International trade loans come with a 90 percent guaranty, along with the same interest rates and guarantee fees as general loans from the 7(a) program. This long-term, low cost, and highly guaranteed form of financing is ideal for businesses looking to compete more effectively in the international marketplace.
SBA Veterans Advantage
Having already honed the skills on the battlefield that they need to succeed as business owners, active service, reserve, or National Guard; and veterans of our military have historically been some of our nation’s most successful entrepreneurs. In recent years, though, access to funding has too often held these servicemen and women back from achieving their business goals.
To solve this problem, the SBA recently added the Veterans Advantage loan to its lineup of 7(a) loan programs. This program follows all the same terms as traditional 7(a) loans, but is available only to small businesses owned and at least 51 percent controlled by veterans, active duty military in TAP, reservist, or National Guard members, or the spouses of any of these groups—or to widowed spouses of a service members or veterans who died during service.
The CDC/504 loan program
One of the most complicated financing products on the market, loans provided through the SBA’s CDC/504 program are typically used to finance the purchase major fixed assets like equipment and commercial real estate. Funding may be available for up to $5.5 million for terms of up to 20 years, but exact terms of these loans vary widely by project.
The most notable feature of CDC/504 loans is that they’re actually funded by two different entities—one being the lender; the other being an SBA-licensed Certified Development Company (CDC). Because of this complex structure, borrowers often won’t know the exact interest rate on their loan until up to 45 days after the project has funded.
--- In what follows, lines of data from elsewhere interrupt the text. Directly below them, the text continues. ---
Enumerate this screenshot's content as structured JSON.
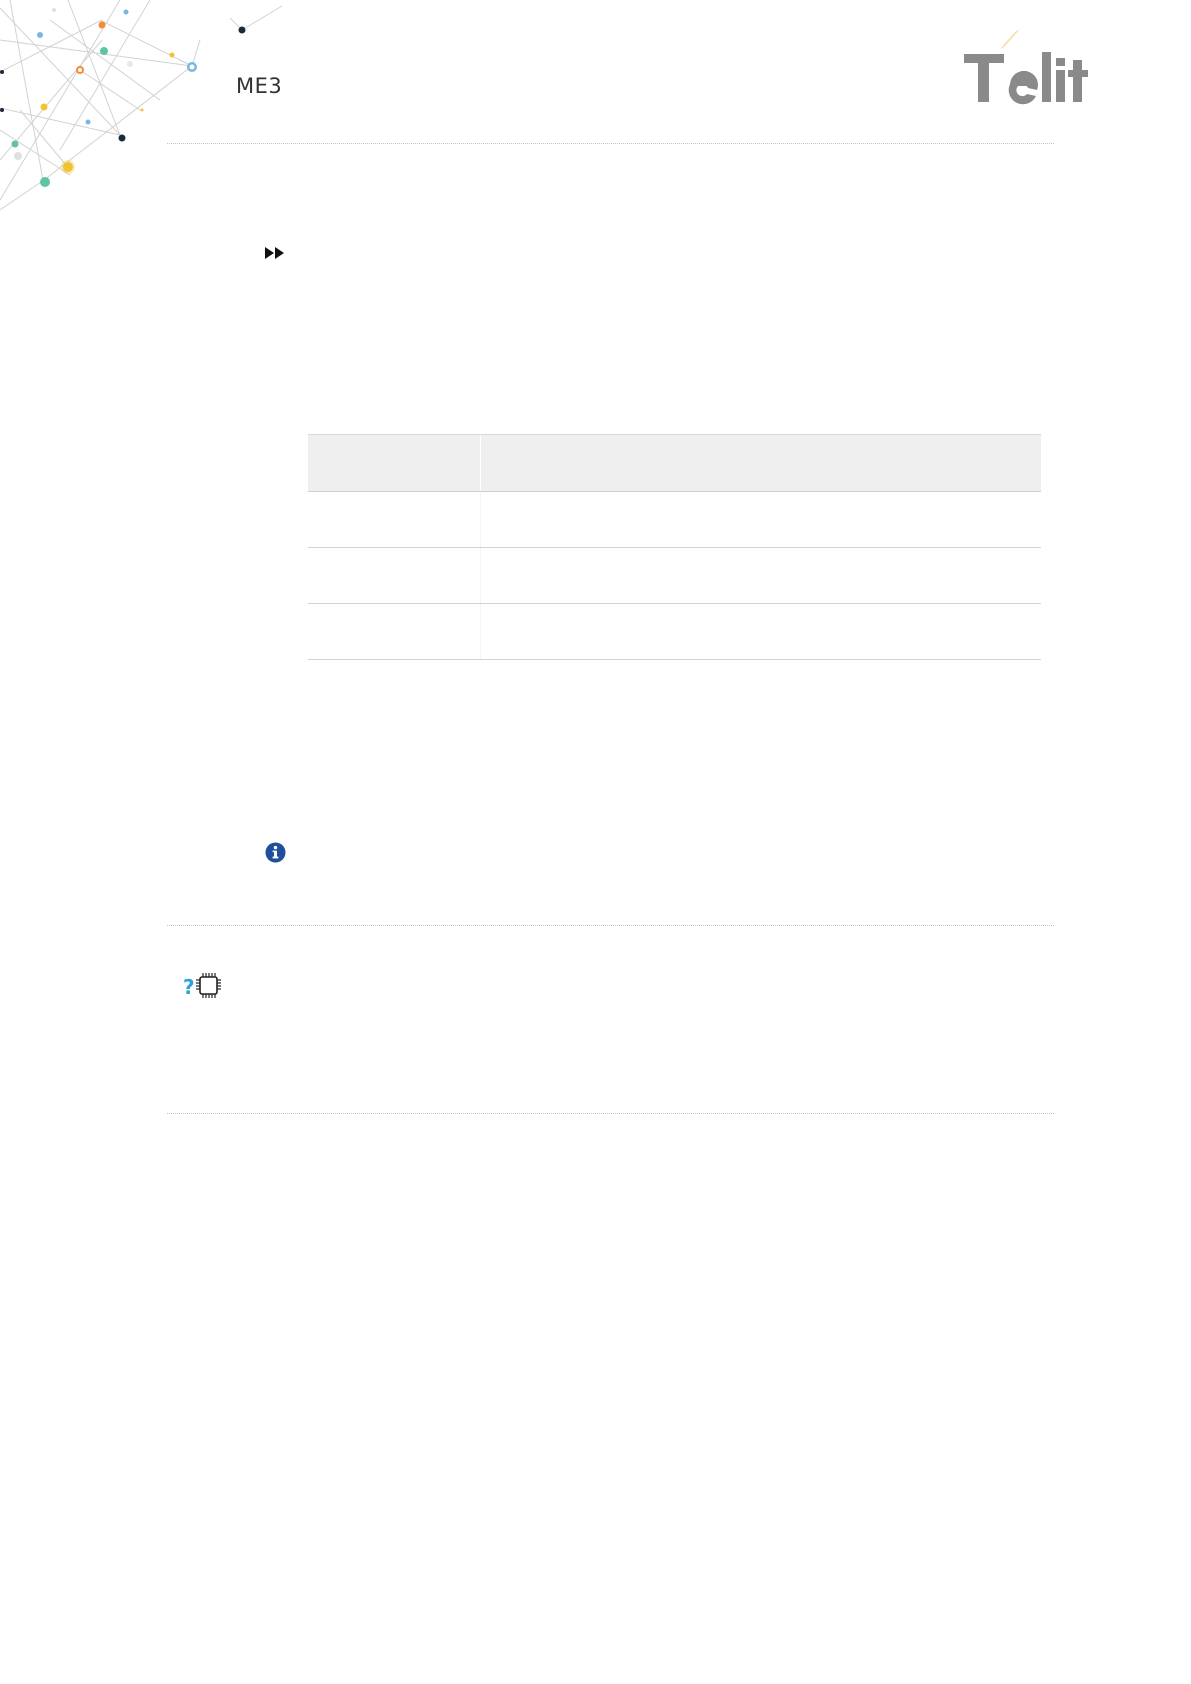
{
  "header": {
    "doc_code": "ME3",
    "logo_text": "Telit"
  },
  "icons": {
    "note_icon": "fast-forward-icon",
    "info_icon": "info-icon",
    "help_icon": "question-chip-icon"
  },
  "colors": {
    "logo_grey": "#8a8a8a",
    "logo_accent": "#f2a93b",
    "info_blue": "#1f4f9c",
    "help_blue": "#2aa3dc",
    "rule": "#c4c4c4",
    "table_header_bg": "#efefef"
  },
  "table": {
    "columns": [
      "",
      ""
    ],
    "rows": [
      [
        "",
        ""
      ],
      [
        "",
        ""
      ],
      [
        "",
        ""
      ]
    ]
  }
}
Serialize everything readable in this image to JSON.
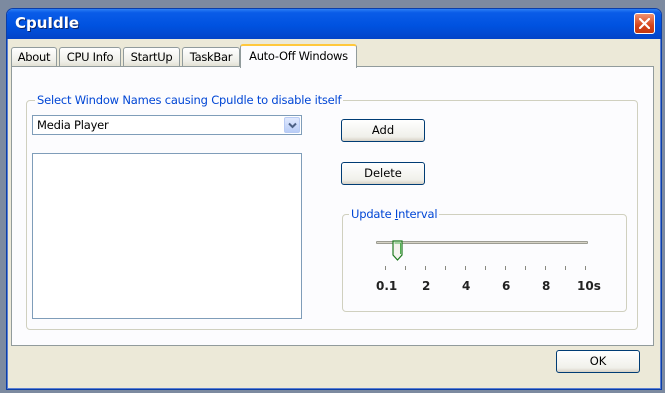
{
  "window": {
    "title": "CpuIdle",
    "close_icon": "close-icon"
  },
  "tabs": [
    {
      "label": "About",
      "active": false
    },
    {
      "label": "CPU Info",
      "active": false
    },
    {
      "label": "StartUp",
      "active": false
    },
    {
      "label": "TaskBar",
      "active": false
    },
    {
      "label": "Auto-Off Windows",
      "active": true
    }
  ],
  "group": {
    "label": "Select Window Names causing CpuIdle to disable itself"
  },
  "window_select": {
    "value": "Media Player",
    "icon": "chevron-down-icon"
  },
  "window_list": {
    "items": []
  },
  "buttons": {
    "add": "Add",
    "delete": "Delete",
    "ok": "OK"
  },
  "update_interval": {
    "label_prefix": "Update ",
    "label_accel": "I",
    "label_suffix": "nterval",
    "value": "0.1",
    "tick_labels": [
      "0.1",
      "2",
      "4",
      "6",
      "8",
      "10s"
    ]
  },
  "colors": {
    "title_bar": "#0052e0",
    "active_tab_accent": "#ffc83c",
    "group_label": "#0046d5"
  }
}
Given these complications, it’s easy to see why CDC/504 is the least commonly used of the SBA’s loan programs.
The Microloan program
For some entrepreneurs, just a small amount of capital has the potential to go a long way towards a business’s growth goals. Yet, from a traditional lender’s perspective, business loans for under $50,000 aren’t worth the risk or effort to fund. It’s precisely for this reason that the SBA Microloan program was created.
Under the Microloan program, borrowers seeking between $500 and $50,000 for working capital, supplies, machinery and equipment, fixtures, or similar business needs work with nonprofit intermediary lenders to obtain fixed-rate financing. Along with the funding, these nonprofit intermediaries frequently offer business mentoring or technical assistance to help borrowers achieve their business goals. Interest rates and terms are negotiable with the intermediary lender, but they typically cap at 8.5 percent APR and a maximum of six years maturity.
Clearly, the Small Business Administration has taken care to offer borrowing options for a wide variety of small business owners. While applying for a loan through one of the SBA’s can be more time consuming through other lenders, the low cost and other benefits of these tailored programs make them well worth your consideration.
Meredith Wood is the editor-in-chief at Fundera, an online marketplace for small business loans that matches business owners with the best funding providers for their business. Prior to Fundera, Meredith was the CCO at Funding Gates. She is a resident Finance Advisor on American Express OPEN Forum and an avid business writer. Her advice consistently appears on such sites as Yahoo!, Fox Business, Amex OPEN, AllBusiness, and many more.